:: LISTED ENTRIES
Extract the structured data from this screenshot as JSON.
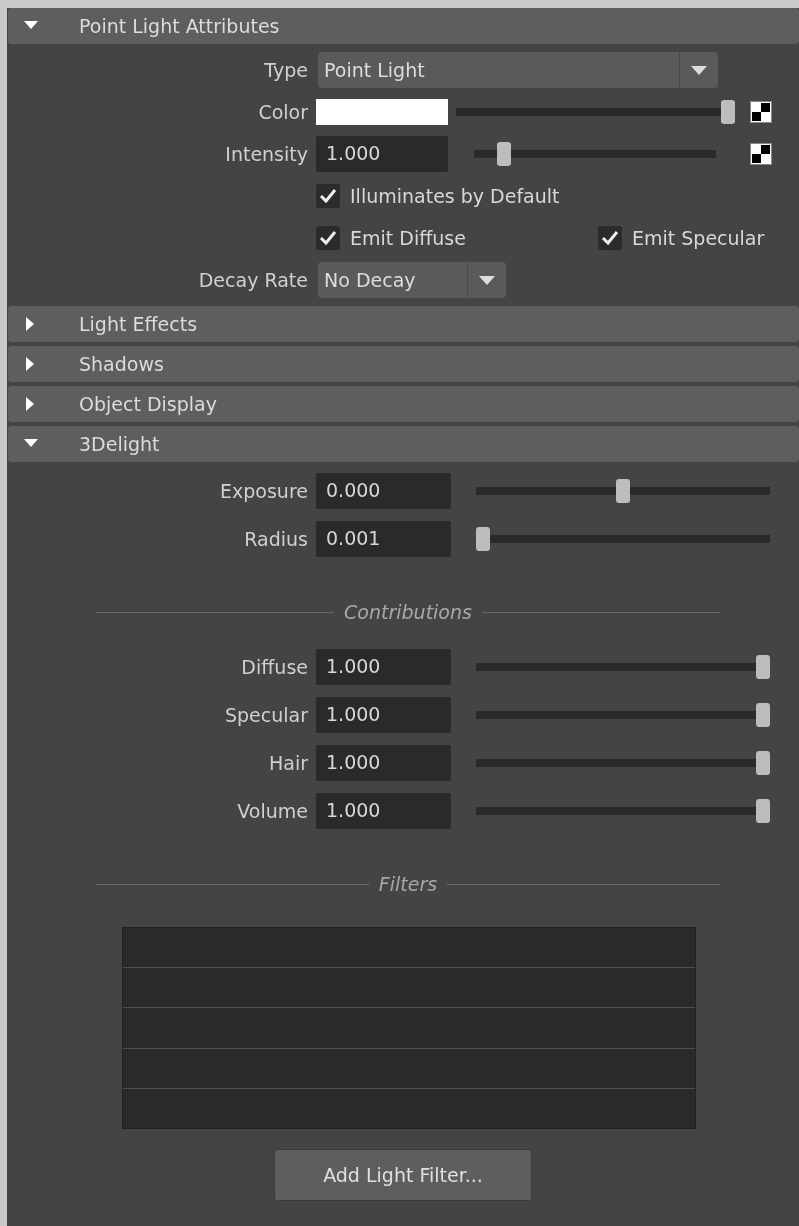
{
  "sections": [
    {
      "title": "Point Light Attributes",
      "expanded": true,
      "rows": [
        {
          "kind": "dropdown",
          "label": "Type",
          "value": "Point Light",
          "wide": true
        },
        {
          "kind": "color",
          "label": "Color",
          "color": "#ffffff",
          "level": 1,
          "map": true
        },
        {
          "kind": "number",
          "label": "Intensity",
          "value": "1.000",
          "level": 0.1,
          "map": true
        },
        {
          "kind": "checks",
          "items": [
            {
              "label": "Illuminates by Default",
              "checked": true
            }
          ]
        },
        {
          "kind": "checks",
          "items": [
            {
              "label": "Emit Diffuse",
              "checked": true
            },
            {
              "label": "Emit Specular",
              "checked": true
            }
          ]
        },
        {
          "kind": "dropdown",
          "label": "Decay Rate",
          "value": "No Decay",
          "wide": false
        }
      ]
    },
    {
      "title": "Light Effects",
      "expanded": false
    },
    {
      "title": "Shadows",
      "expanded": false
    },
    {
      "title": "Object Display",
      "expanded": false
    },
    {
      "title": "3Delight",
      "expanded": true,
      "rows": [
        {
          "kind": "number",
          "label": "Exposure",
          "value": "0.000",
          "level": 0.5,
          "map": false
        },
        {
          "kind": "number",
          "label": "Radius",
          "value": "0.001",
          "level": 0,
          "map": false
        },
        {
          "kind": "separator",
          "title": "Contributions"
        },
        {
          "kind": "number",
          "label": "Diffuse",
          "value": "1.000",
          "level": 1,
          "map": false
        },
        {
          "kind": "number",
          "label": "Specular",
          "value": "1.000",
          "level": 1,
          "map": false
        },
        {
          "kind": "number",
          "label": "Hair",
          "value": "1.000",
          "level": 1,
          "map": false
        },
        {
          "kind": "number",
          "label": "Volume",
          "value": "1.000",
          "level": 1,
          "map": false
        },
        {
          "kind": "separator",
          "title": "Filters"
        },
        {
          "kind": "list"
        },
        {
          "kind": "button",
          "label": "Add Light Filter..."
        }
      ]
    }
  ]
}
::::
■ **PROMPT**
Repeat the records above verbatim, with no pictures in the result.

■ **WORKED SOLUTION**
Extract the structured data from this screenshot as JSON.
{
  "sections": [
    {
      "title": "Point Light Attributes",
      "expanded": true,
      "rows": [
        {
          "kind": "dropdown",
          "label": "Type",
          "value": "Point Light",
          "wide": true
        },
        {
          "kind": "color",
          "label": "Color",
          "color": "#ffffff",
          "level": 1,
          "map": true
        },
        {
          "kind": "number",
          "label": "Intensity",
          "value": "1.000",
          "level": 0.1,
          "map": true
        },
        {
          "kind": "checks",
          "items": [
            {
              "label": "Illuminates by Default",
              "checked": true
            }
          ]
        },
        {
          "kind": "checks",
          "items": [
            {
              "label": "Emit Diffuse",
              "checked": true
            },
            {
              "label": "Emit Specular",
              "checked": true
            }
          ]
        },
        {
          "kind": "dropdown",
          "label": "Decay Rate",
          "value": "No Decay",
          "wide": false
        }
      ]
    },
    {
      "title": "Light Effects",
      "expanded": false
    },
    {
      "title": "Shadows",
      "expanded": false
    },
    {
      "title": "Object Display",
      "expanded": false
    },
    {
      "title": "3Delight",
      "expanded": true,
      "rows": [
        {
          "kind": "number",
          "label": "Exposure",
          "value": "0.000",
          "level": 0.5,
          "map": false
        },
        {
          "kind": "number",
          "label": "Radius",
          "value": "0.001",
          "level": 0,
          "map": false
        },
        {
          "kind": "separator",
          "title": "Contributions"
        },
        {
          "kind": "number",
          "label": "Diffuse",
          "value": "1.000",
          "level": 1,
          "map": false
        },
        {
          "kind": "number",
          "label": "Specular",
          "value": "1.000",
          "level": 1,
          "map": false
        },
        {
          "kind": "number",
          "label": "Hair",
          "value": "1.000",
          "level": 1,
          "map": false
        },
        {
          "kind": "number",
          "label": "Volume",
          "value": "1.000",
          "level": 1,
          "map": false
        },
        {
          "kind": "separator",
          "title": "Filters"
        },
        {
          "kind": "list"
        },
        {
          "kind": "button",
          "label": "Add Light Filter..."
        }
      ]
    }
  ]
}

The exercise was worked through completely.